The layout evolved over several days into what felt like two trellises climbing up the sides of the central panel, with the gold dragonfly hexies scattered across the top as though dancing across the midnight sky of hexies.
Even before the layout was complete, we pinned the accompanying fabrics up that would be used for borders to get a feel for where we would be going to reach the final size. The design wall luckily is large enough that we were able to accommodate the entire layout including experimenting with borders along one side.
As we neared the finish of the design process and started sewing the strips together for final assembly in early April, my husband managed to tweak his back and ruptured a disk.

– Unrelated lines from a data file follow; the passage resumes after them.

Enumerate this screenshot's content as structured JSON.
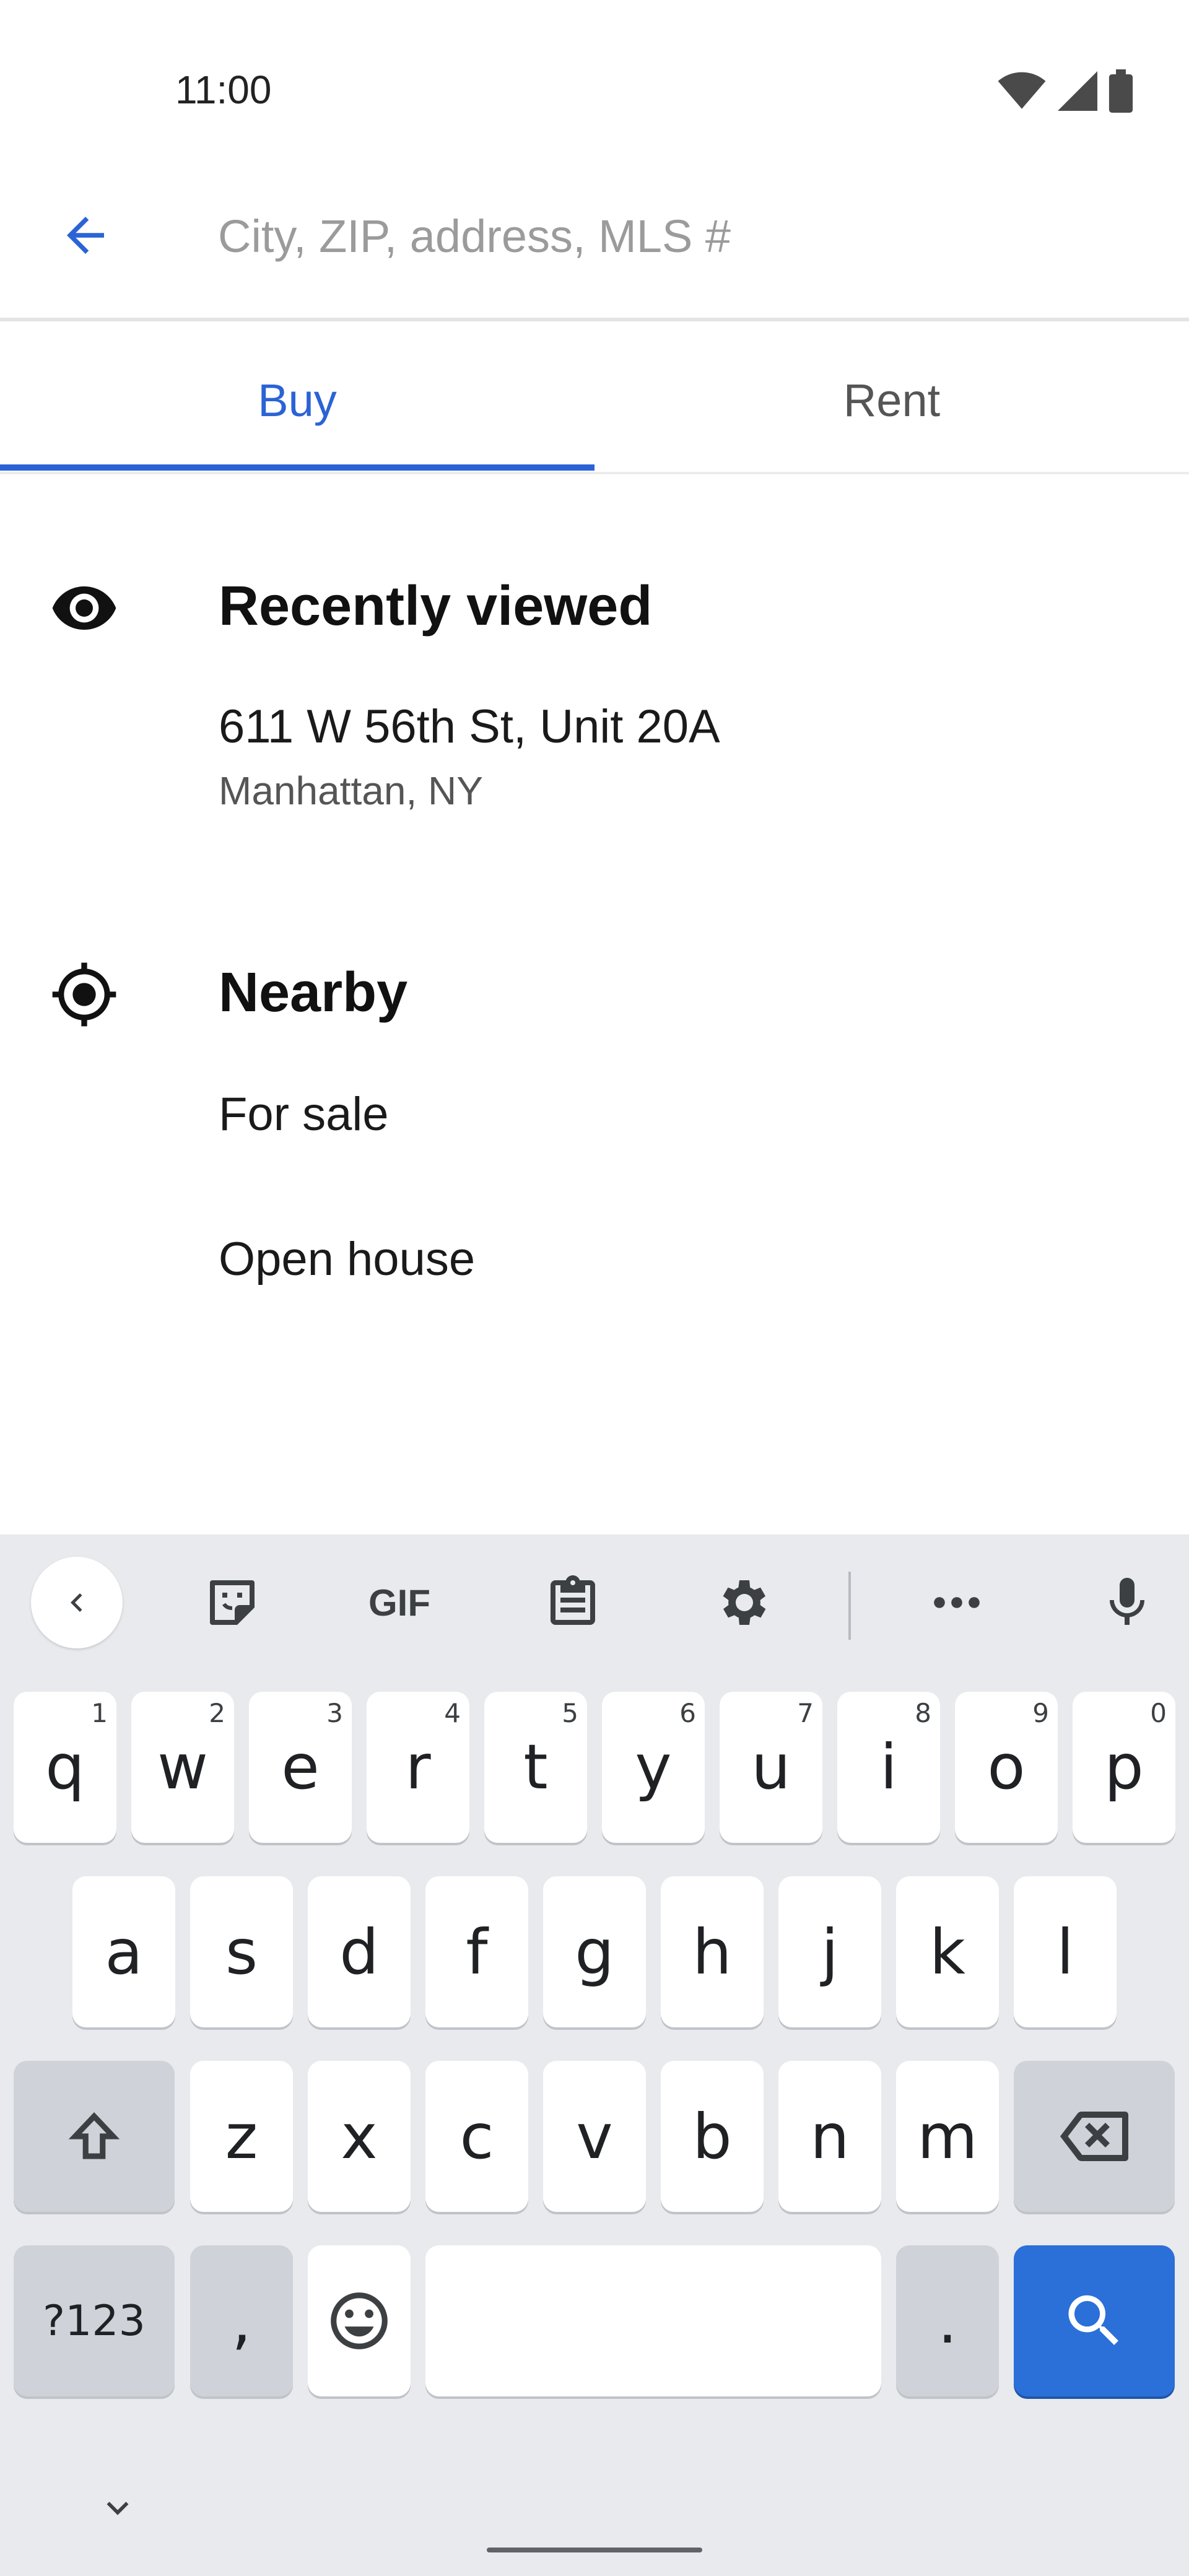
{
  "status_bar": {
    "time": "11:00"
  },
  "search": {
    "placeholder": "City, ZIP, address, MLS #"
  },
  "tabs": [
    {
      "label": "Buy",
      "active": true
    },
    {
      "label": "Rent",
      "active": false
    }
  ],
  "recently_viewed": {
    "title": "Recently viewed",
    "items": [
      {
        "address": "611 W 56th St, Unit 20A",
        "location": "Manhattan, NY"
      }
    ]
  },
  "nearby": {
    "title": "Nearby",
    "items": [
      {
        "label": "For sale"
      },
      {
        "label": "Open house"
      }
    ]
  },
  "keyboard": {
    "toolbar": {
      "gif_label": "GIF"
    },
    "row1": [
      {
        "key": "q",
        "hint": "1"
      },
      {
        "key": "w",
        "hint": "2"
      },
      {
        "key": "e",
        "hint": "3"
      },
      {
        "key": "r",
        "hint": "4"
      },
      {
        "key": "t",
        "hint": "5"
      },
      {
        "key": "y",
        "hint": "6"
      },
      {
        "key": "u",
        "hint": "7"
      },
      {
        "key": "i",
        "hint": "8"
      },
      {
        "key": "o",
        "hint": "9"
      },
      {
        "key": "p",
        "hint": "0"
      }
    ],
    "row2": [
      "a",
      "s",
      "d",
      "f",
      "g",
      "h",
      "j",
      "k",
      "l"
    ],
    "row3": [
      "z",
      "x",
      "c",
      "v",
      "b",
      "n",
      "m"
    ],
    "symbols_label": "?123",
    "comma": ",",
    "period": "."
  },
  "colors": {
    "accent": "#2b63d6",
    "keyboard_bg": "#e8eaed",
    "search_key": "#2b6fd9"
  }
}
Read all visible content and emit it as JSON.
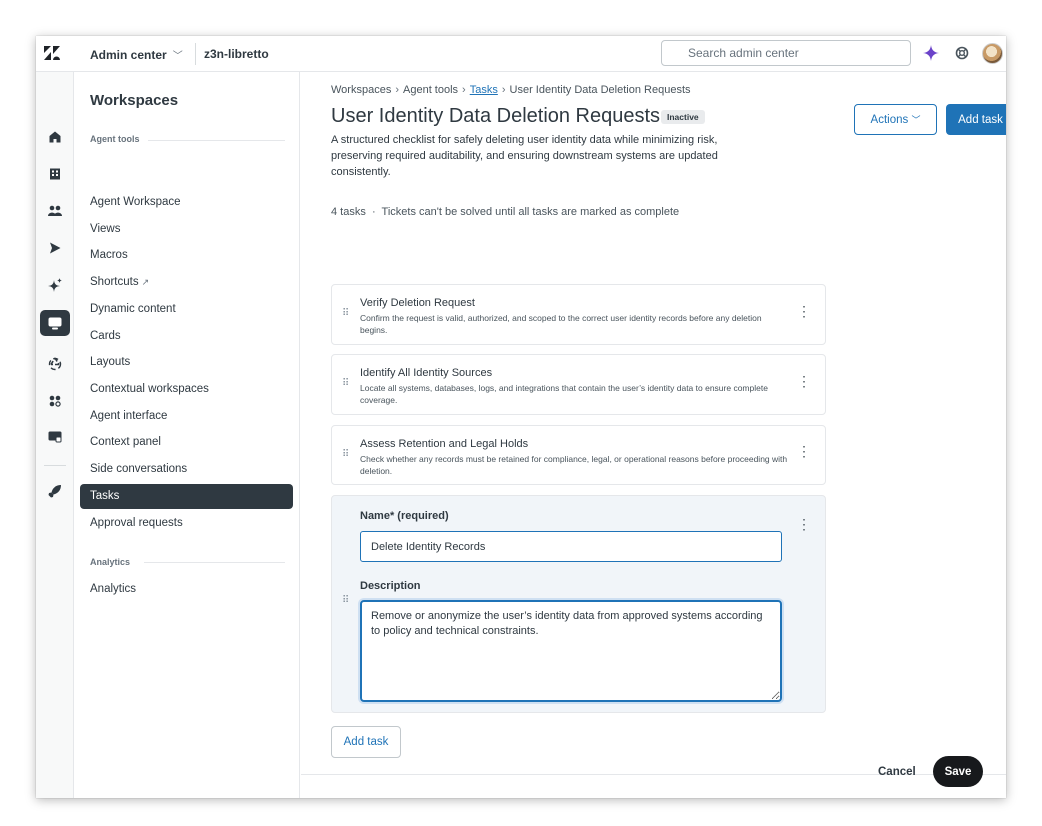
{
  "topbar": {
    "logo_icon": "zendesk-logo-icon",
    "app_title": "Admin center",
    "instance": "z3n-libretto",
    "search_placeholder": "Search admin center",
    "icons": [
      "search-icon",
      "sparkle-icon",
      "help-icon",
      "avatar"
    ]
  },
  "rail": {
    "icons": [
      "home-icon",
      "building-icon",
      "people-icon",
      "send-icon",
      "sparkle-icon",
      "workspaces-icon",
      "recycle-icon",
      "apps-icon",
      "integrations-icon",
      "rocket-icon",
      "panel-toggle-icon"
    ],
    "active": "workspaces-icon"
  },
  "sidebar": {
    "title": "Workspaces",
    "sections": [
      {
        "heading": "Agent tools"
      },
      {
        "heading": "Analytics"
      }
    ],
    "items": [
      {
        "label": "Agent Workspace"
      },
      {
        "label": "Views"
      },
      {
        "label": "Macros"
      },
      {
        "label": "Shortcuts",
        "external_icon": "↗"
      },
      {
        "label": "Dynamic content"
      },
      {
        "label": "Cards"
      },
      {
        "label": "Layouts"
      },
      {
        "label": "Contextual workspaces"
      },
      {
        "label": "Agent interface"
      },
      {
        "label": "Context panel"
      },
      {
        "label": "Side conversations"
      },
      {
        "label": "Tasks",
        "active": true
      },
      {
        "label": "Approval requests"
      },
      {
        "label": "Analytics"
      }
    ]
  },
  "main": {
    "breadcrumb": {
      "items": [
        "Workspaces",
        "Agent tools",
        "Tasks",
        "User Identity Data Deletion Requests"
      ],
      "separator": "›"
    },
    "title": "User Identity Data Deletion Requests",
    "status": "Inactive",
    "description": "A structured checklist for safely deleting user identity data while minimizing risk, preserving required auditability, and ensuring downstream systems are updated consistently.",
    "meta": "4 tasks  ·  Tickets can't be solved until all tasks are marked as complete",
    "actions_label": "Actions",
    "add_task_label": "Add task",
    "tasks": [
      {
        "title": "Verify Deletion Request",
        "description": "Confirm the request is valid, authorized, and scoped to the correct user identity records before any deletion begins."
      },
      {
        "title": "Identify All Identity Sources",
        "description": "Locate all systems, databases, logs, and integrations that contain the user’s identity data to ensure complete coverage."
      },
      {
        "title": "Assess Retention and Legal Holds",
        "description": "Check whether any records must be retained for compliance, legal, or operational reasons before proceeding with deletion."
      }
    ],
    "edit_task": {
      "name_label": "Name* (required)",
      "name_value": "Delete Identity Records",
      "description_label": "Description",
      "description_value": "Remove or anonymize the user’s identity data from approved systems according to policy and technical constraints."
    },
    "add_task_bottom_label": "Add task"
  },
  "footer": {
    "cancel_label": "Cancel",
    "save_label": "Save"
  },
  "colors": {
    "accent": "#1f73b7",
    "active_nav": "#2f3941",
    "save_button": "#17191c",
    "edit_card_bg": "#f1f5f9"
  }
}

Our focus shifted overnight to running to doctor appointments and physical therapy. I continued to work, but lost my drive as I worried about my husband. I was finally ready to pin the layers just before May 1. Suddenly I was so grateful for the flex to ship it directly to Hayden in Portland just before Market and have him take photographs later.
The quilting process started about the same time Les learned he would soon be having surgery. I worked long hours to get it done as quickly as possible so I would be free mentally to be there for Les when he went in for major back surgery. In reality, I didn't finish quilting until after he returned home from his 5-day stay in the hospital. While he slept, I quilted, knowing the deadline to ship was fast approaching. 
I worked with a new design that hopefully would better fill each triangle of the hexies, thereby balancing the overall quilting with whatever I would put in the central panel. The experiment worked for the most part; although, I still had some serious waves when I laid the finished quilt on the floor to check it. The pebbles and outlining of the individual dragonflies in gold were still too much to balance and create a flat, square quilt without blocking.
As a final process, I stitched an overlock stitch on my sewing machine all the way around, put the quilt in the washer for a rinse and spin, and pinned the damp quilt to the design wall. With Les's help holding the T-square, I used blue painters tape to outline the quilt on three sides. Lots of pins later, we let it dry overnight and then I spent the day binding, looking at the clock every 30 minutes and wondering if I would make the deadline.
Before sending Dancing in the Moonlight off to Portland, I took one more picture of the completed quilt for my records, boxed it up, and headed to the FedEx office in Lawrence. It, indeed, arrived as requested in time to hang before Market started. Whew! I truly didn't know what to expect when we dove into this project, but am completely satisfied that, together, we did something amazing once again. The unexpected life event that threw us off has been resolved. Les is now recuperating from his back surgery and is back to his sewing machine a little each day. We are taking a short breather before diving into our next project. Many thanks to Timeless Treasures for trusting us to come up with a sample worthy of hanging at Quilt Market this year!

More snippets from the sewing room soon...
Liz